Cyberattacks on Russia—the nation with the most nuclear weapons—pose a global threat

Published in Bulletin of the Atomic Scientists | Volume 75, 2019

In July 2018, the Kremlin released the official transcript of a meeting between President Vladimir Putin and the nation’s special-services employees, when he thanked them for ensuring security during the 2018 World Cup in Russia. Putin revealed in his speech that during the preceding weeks, as millions of people watched the world’s best players kick a soccer ball, “almost 25 million cyberattacks and other criminal attempts on Russia’s information infrastructure … were neutralized”
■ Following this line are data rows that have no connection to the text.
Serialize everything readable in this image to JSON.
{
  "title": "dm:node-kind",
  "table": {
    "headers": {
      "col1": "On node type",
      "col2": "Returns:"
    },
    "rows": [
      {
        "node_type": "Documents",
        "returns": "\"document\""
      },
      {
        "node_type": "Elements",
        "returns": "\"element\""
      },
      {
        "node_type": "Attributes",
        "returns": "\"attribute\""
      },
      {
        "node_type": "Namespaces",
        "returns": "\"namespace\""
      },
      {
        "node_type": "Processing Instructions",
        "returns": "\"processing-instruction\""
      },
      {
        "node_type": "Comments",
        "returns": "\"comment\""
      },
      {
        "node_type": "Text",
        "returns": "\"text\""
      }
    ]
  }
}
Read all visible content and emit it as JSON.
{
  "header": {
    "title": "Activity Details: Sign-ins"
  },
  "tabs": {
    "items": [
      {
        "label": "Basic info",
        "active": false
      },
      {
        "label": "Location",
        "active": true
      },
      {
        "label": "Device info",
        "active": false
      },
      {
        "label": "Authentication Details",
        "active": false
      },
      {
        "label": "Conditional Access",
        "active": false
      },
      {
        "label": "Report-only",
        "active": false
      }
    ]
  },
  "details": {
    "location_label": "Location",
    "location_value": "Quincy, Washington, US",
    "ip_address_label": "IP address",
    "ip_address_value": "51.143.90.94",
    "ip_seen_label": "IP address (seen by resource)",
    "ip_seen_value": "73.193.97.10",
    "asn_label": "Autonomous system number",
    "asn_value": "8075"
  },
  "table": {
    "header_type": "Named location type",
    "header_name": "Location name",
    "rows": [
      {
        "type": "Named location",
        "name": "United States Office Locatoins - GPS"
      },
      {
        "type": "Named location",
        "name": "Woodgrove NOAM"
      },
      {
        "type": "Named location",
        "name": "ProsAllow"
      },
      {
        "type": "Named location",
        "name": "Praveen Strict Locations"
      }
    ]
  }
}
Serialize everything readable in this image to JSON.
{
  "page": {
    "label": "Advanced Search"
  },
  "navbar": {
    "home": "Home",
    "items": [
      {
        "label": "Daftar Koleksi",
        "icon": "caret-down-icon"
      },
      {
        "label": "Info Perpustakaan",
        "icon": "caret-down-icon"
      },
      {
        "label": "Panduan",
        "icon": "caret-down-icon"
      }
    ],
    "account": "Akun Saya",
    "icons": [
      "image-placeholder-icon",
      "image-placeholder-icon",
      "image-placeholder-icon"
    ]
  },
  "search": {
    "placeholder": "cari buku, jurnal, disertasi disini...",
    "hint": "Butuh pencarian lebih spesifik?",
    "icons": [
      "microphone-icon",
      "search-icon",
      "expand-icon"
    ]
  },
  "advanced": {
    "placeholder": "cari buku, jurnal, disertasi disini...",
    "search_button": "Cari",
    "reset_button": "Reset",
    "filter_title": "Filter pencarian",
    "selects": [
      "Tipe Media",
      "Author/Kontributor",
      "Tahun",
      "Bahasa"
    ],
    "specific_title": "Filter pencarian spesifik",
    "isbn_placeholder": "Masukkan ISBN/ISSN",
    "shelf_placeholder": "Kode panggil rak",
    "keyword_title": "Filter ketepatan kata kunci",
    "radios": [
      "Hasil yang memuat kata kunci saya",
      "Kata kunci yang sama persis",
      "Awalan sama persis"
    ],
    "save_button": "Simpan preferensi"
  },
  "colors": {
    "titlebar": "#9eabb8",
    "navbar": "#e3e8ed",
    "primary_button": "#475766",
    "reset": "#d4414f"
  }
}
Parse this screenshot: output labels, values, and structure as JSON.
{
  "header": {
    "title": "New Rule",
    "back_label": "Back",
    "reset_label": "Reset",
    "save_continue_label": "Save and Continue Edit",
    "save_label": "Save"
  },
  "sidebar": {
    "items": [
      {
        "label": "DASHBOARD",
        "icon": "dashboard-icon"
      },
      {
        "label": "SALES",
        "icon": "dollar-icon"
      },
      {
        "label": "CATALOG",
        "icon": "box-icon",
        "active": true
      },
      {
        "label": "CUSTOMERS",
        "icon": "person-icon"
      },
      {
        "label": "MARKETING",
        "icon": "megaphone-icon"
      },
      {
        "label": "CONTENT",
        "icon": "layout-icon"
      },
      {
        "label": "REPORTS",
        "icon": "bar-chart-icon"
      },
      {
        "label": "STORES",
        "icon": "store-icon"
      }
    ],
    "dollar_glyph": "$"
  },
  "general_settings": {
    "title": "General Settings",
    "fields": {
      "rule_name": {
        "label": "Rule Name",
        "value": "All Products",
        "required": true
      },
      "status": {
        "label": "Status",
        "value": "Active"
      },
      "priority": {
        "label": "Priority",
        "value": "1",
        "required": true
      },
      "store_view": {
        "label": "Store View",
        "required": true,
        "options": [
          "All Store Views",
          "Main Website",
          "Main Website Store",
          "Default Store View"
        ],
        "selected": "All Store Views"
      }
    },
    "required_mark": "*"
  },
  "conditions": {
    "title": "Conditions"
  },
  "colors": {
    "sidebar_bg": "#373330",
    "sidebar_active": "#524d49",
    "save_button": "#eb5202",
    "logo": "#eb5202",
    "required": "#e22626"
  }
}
Millions of cyberattacks over a couple of weeks is a frightening revelation, but the attacks are of particular concern because Russia has the world’s largest deployed arsenal of nuclear weapons. The Federation of American Scientists estimates that as of early 2018, Russia’s nuclear arsenal has 4,350 warheads, of which about 800 are deployed on intercontinental ballistic missiles (ICBMs) Russian officials have stated that these missiles are ready to be launched within “several dozen seconds” or “a few tens of seconds.” The United States also has hundreds of nuclear weapons in a similar posture. Long-time nuclear policy analysts Bruce Blair, Hal Feiveson and Frank von Hippel worry about the possibility that “one day someone will mistakenly launch nuclear-tipped missiles, either because of a technical failure or a human error – a mistake made, perhaps, in the rush to respond to false indications of an (enemy) attack.”

Continue reading on the BAS/Taylor & Francis website >